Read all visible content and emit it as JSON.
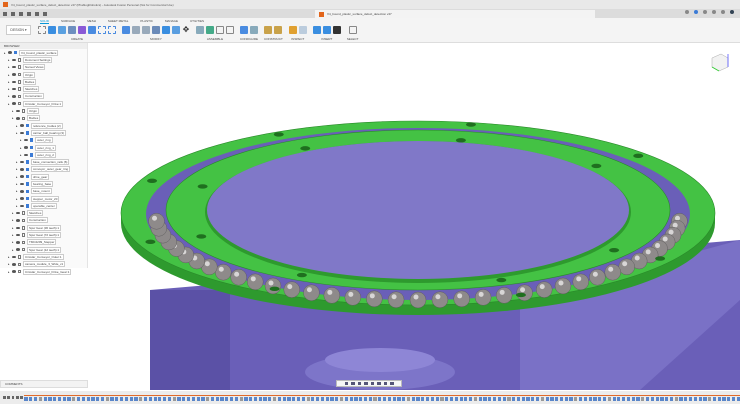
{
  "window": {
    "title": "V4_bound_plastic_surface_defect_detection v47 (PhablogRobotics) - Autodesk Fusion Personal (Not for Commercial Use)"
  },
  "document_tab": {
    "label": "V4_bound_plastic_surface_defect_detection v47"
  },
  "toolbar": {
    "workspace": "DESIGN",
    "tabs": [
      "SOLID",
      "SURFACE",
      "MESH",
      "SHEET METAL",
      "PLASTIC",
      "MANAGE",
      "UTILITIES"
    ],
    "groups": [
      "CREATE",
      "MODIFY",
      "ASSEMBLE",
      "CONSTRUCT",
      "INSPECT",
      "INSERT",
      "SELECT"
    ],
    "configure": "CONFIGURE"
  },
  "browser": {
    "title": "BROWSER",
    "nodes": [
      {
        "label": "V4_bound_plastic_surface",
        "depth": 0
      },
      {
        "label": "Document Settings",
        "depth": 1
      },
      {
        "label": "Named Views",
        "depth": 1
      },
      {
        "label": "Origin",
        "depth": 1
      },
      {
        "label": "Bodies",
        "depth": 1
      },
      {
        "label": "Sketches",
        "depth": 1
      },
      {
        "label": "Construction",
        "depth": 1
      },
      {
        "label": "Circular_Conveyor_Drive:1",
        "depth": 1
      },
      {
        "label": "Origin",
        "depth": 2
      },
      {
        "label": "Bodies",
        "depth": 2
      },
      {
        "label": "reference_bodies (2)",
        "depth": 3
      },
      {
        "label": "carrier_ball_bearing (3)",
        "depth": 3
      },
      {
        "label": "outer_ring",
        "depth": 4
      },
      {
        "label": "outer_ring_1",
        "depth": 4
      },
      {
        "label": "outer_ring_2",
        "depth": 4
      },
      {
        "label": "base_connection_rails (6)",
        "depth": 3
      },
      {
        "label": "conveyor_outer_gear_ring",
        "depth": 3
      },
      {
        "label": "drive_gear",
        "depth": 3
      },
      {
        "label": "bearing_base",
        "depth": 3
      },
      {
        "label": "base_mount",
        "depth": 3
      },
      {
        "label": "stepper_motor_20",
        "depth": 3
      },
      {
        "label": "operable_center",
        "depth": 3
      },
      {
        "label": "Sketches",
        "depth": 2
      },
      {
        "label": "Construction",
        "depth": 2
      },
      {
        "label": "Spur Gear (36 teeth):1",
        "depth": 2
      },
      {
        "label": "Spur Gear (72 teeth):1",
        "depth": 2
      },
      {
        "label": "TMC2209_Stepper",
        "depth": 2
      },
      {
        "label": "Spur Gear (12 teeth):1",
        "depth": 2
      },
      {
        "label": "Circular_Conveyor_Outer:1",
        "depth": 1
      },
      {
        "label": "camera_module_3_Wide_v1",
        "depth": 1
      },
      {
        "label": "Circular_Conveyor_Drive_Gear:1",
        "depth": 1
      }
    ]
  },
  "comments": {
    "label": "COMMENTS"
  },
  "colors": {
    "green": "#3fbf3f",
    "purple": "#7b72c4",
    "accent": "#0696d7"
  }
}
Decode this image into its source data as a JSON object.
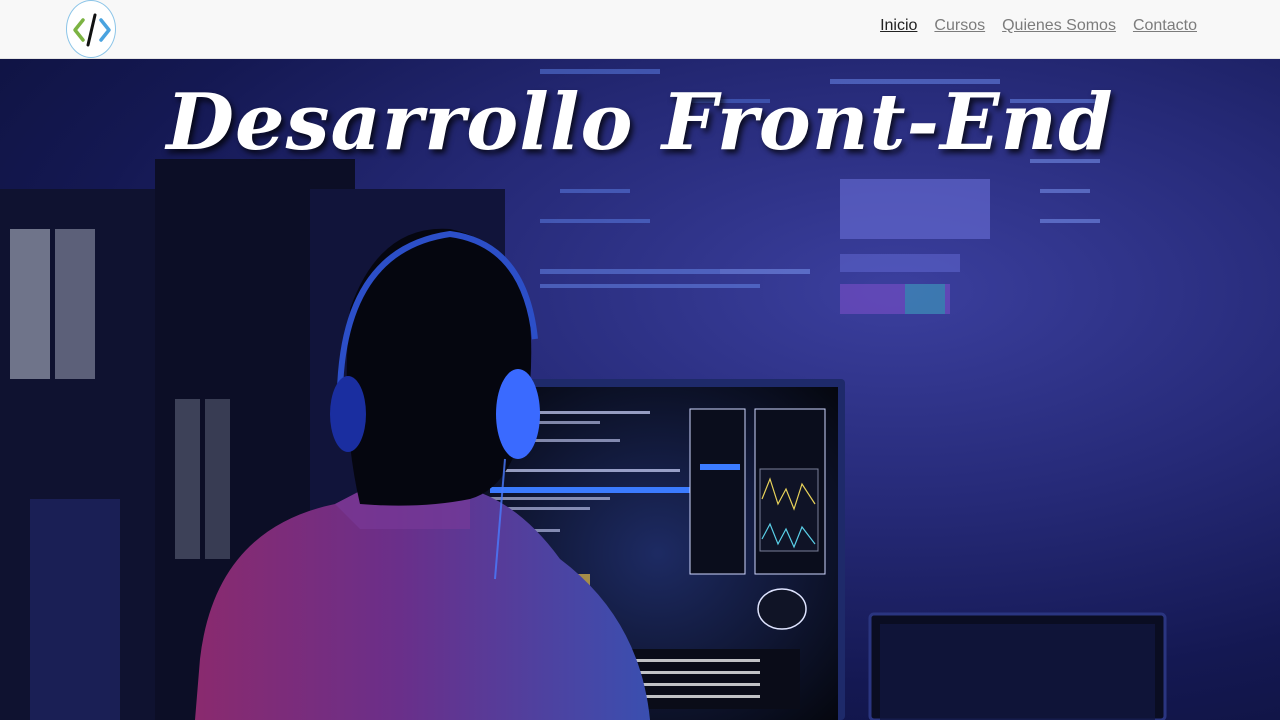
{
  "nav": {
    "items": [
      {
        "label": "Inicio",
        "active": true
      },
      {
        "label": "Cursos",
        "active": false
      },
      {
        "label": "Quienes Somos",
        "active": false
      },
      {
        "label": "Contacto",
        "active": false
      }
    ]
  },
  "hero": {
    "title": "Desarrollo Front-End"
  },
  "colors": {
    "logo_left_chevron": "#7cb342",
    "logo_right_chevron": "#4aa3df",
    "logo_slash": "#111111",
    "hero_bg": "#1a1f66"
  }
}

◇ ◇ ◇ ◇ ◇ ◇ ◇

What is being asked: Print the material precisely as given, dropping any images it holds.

Answer space:
Read all visible content and emit it as JSON.
{
  "window": {
    "title": "V4_bound_plastic_surface_defect_detection v47 (PhablogRobotics) - Autodesk Fusion Personal (Not for Commercial Use)"
  },
  "document_tab": {
    "label": "V4_bound_plastic_surface_defect_detection v47"
  },
  "toolbar": {
    "workspace": "DESIGN",
    "tabs": [
      "SOLID",
      "SURFACE",
      "MESH",
      "SHEET METAL",
      "PLASTIC",
      "MANAGE",
      "UTILITIES"
    ],
    "groups": [
      "CREATE",
      "MODIFY",
      "ASSEMBLE",
      "CONSTRUCT",
      "INSPECT",
      "INSERT",
      "SELECT"
    ],
    "configure": "CONFIGURE"
  },
  "browser": {
    "title": "BROWSER",
    "nodes": [
      {
        "label": "V4_bound_plastic_surface",
        "depth": 0
      },
      {
        "label": "Document Settings",
        "depth": 1
      },
      {
        "label": "Named Views",
        "depth": 1
      },
      {
        "label": "Origin",
        "depth": 1
      },
      {
        "label": "Bodies",
        "depth": 1
      },
      {
        "label": "Sketches",
        "depth": 1
      },
      {
        "label": "Construction",
        "depth": 1
      },
      {
        "label": "Circular_Conveyor_Drive:1",
        "depth": 1
      },
      {
        "label": "Origin",
        "depth": 2
      },
      {
        "label": "Bodies",
        "depth": 2
      },
      {
        "label": "reference_bodies (2)",
        "depth": 3
      },
      {
        "label": "carrier_ball_bearing (3)",
        "depth": 3
      },
      {
        "label": "outer_ring",
        "depth": 4
      },
      {
        "label": "outer_ring_1",
        "depth": 4
      },
      {
        "label": "outer_ring_2",
        "depth": 4
      },
      {
        "label": "base_connection_rails (6)",
        "depth": 3
      },
      {
        "label": "conveyor_outer_gear_ring",
        "depth": 3
      },
      {
        "label": "drive_gear",
        "depth": 3
      },
      {
        "label": "bearing_base",
        "depth": 3
      },
      {
        "label": "base_mount",
        "depth": 3
      },
      {
        "label": "stepper_motor_20",
        "depth": 3
      },
      {
        "label": "operable_center",
        "depth": 3
      },
      {
        "label": "Sketches",
        "depth": 2
      },
      {
        "label": "Construction",
        "depth": 2
      },
      {
        "label": "Spur Gear (36 teeth):1",
        "depth": 2
      },
      {
        "label": "Spur Gear (72 teeth):1",
        "depth": 2
      },
      {
        "label": "TMC2209_Stepper",
        "depth": 2
      },
      {
        "label": "Spur Gear (12 teeth):1",
        "depth": 2
      },
      {
        "label": "Circular_Conveyor_Outer:1",
        "depth": 1
      },
      {
        "label": "camera_module_3_Wide_v1",
        "depth": 1
      },
      {
        "label": "Circular_Conveyor_Drive_Gear:1",
        "depth": 1
      }
    ]
  },
  "comments": {
    "label": "COMMENTS"
  },
  "colors": {
    "green": "#3fbf3f",
    "purple": "#7b72c4",
    "accent": "#0696d7"
  }
}
Decode this image into its source data as a JSON object.
{
  "nav": {
    "items": [
      {
        "label": "Inicio",
        "active": true
      },
      {
        "label": "Cursos",
        "active": false
      },
      {
        "label": "Quienes Somos",
        "active": false
      },
      {
        "label": "Contacto",
        "active": false
      }
    ]
  },
  "hero": {
    "title": "Desarrollo Front-End"
  },
  "colors": {
    "logo_left_chevron": "#7cb342",
    "logo_right_chevron": "#4aa3df",
    "logo_slash": "#111111",
    "hero_bg": "#1a1f66"
  }
}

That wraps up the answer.